Discrete choice models can also be used to identify the “optimal” configuration of a product or service in a given market. This can be computationally challenging when preferences vary with respect to the ordering of levels within an attribute as well the strengths of preferences across attributes. However, this type of optimization can be a relatively straightforward extension of the typical discrete choice model application.
In this paper, we describe two applications that use discrete choice methods to provide a more robust metric for use in Total Unduplicated Reach and Frequency (TURF) applications: apparel and food products. Both applications involve products for which there is a high degree of heterogeneity in preferences among consumers.
We further discuss a significant challenge in using TURF — that with multi-attributed products the method can become computationally intractable — and describe a heuristic approach to support food and apparel applications. We conclude with a summary of the challenges in these applications, which are yet to be addressed.

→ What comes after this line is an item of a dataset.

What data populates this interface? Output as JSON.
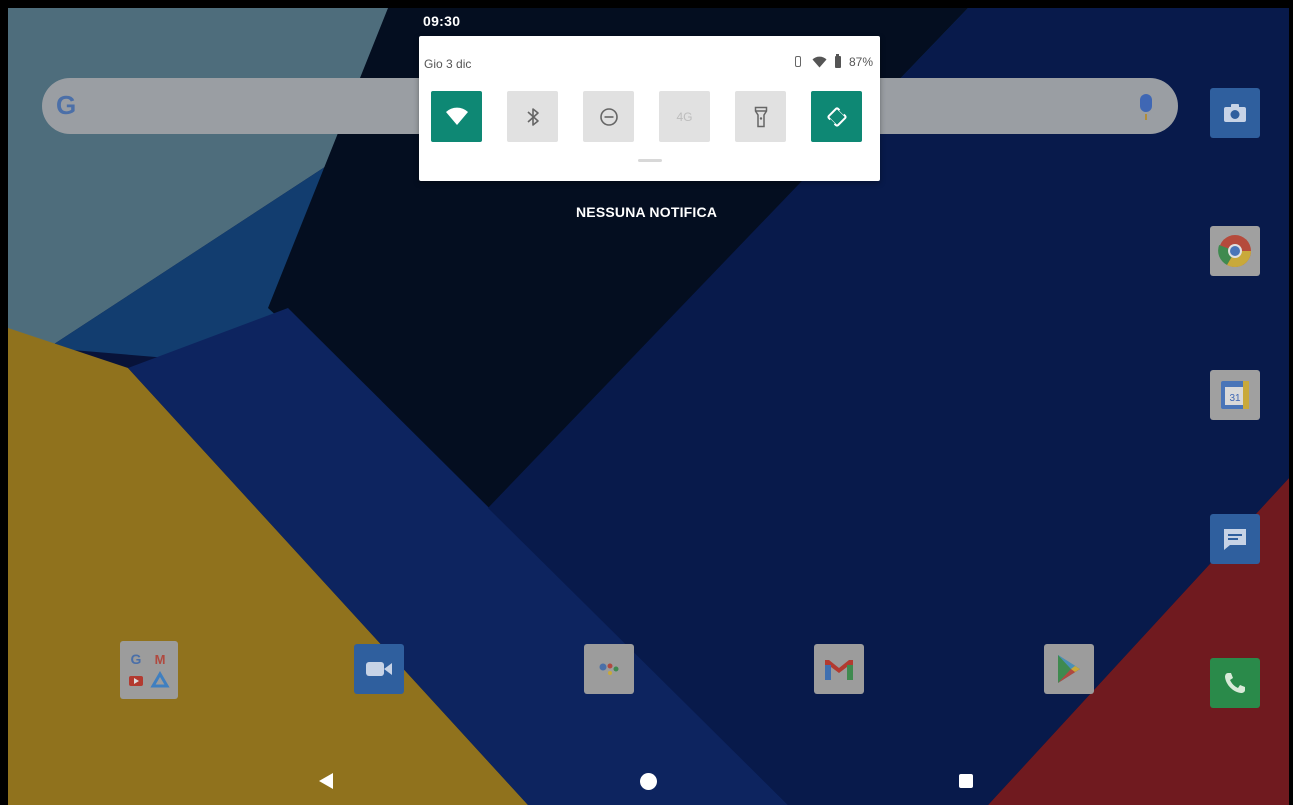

The purpose of this paper is to consider the ways in which large‐scale e‐participation projects can be evaluated. It argues that existing evaluation approaches can be improved upon by taking a closer look at the characteristics of the users of such systems, by estimating their self‐efficacy.
Literature review is followed by the development of relevant research questions, and an assessment of points at which relevant and useful data can be collected in a petitioning process.
It is found that data relating to self‐efficacy, while not simple to collect, can add much to the evaluation process, and have the potential to result in more effective projects and systems.
The findings are specific to one project, EuroPetition, which will allow the co‐ordination and submission of cross‐border pan‐European petitions.
The paper represents the first attempt to integrate perspectives derived from social cognitive theory to the evaluation of a large e‐participation project. Self‐efficacy is discussed in terms of both computer self‐efficacy and political self‐efficacy.
May 16, 1973 Industrial Relations — Unfair dismissal — Strike — Employees on strike — Subsequent dismissals on same day as ending of strike — Whether employees taking part…
May 16, 1973 Industrial Relations — Unfair dismissal — Strike — Employees on strike — Subsequent dismissals on same day as ending of strike — Whether employees taking part in strike on “date” of dismissal — Meaning of “date” — Industrial Relations Act, 1971(c.72),s.26.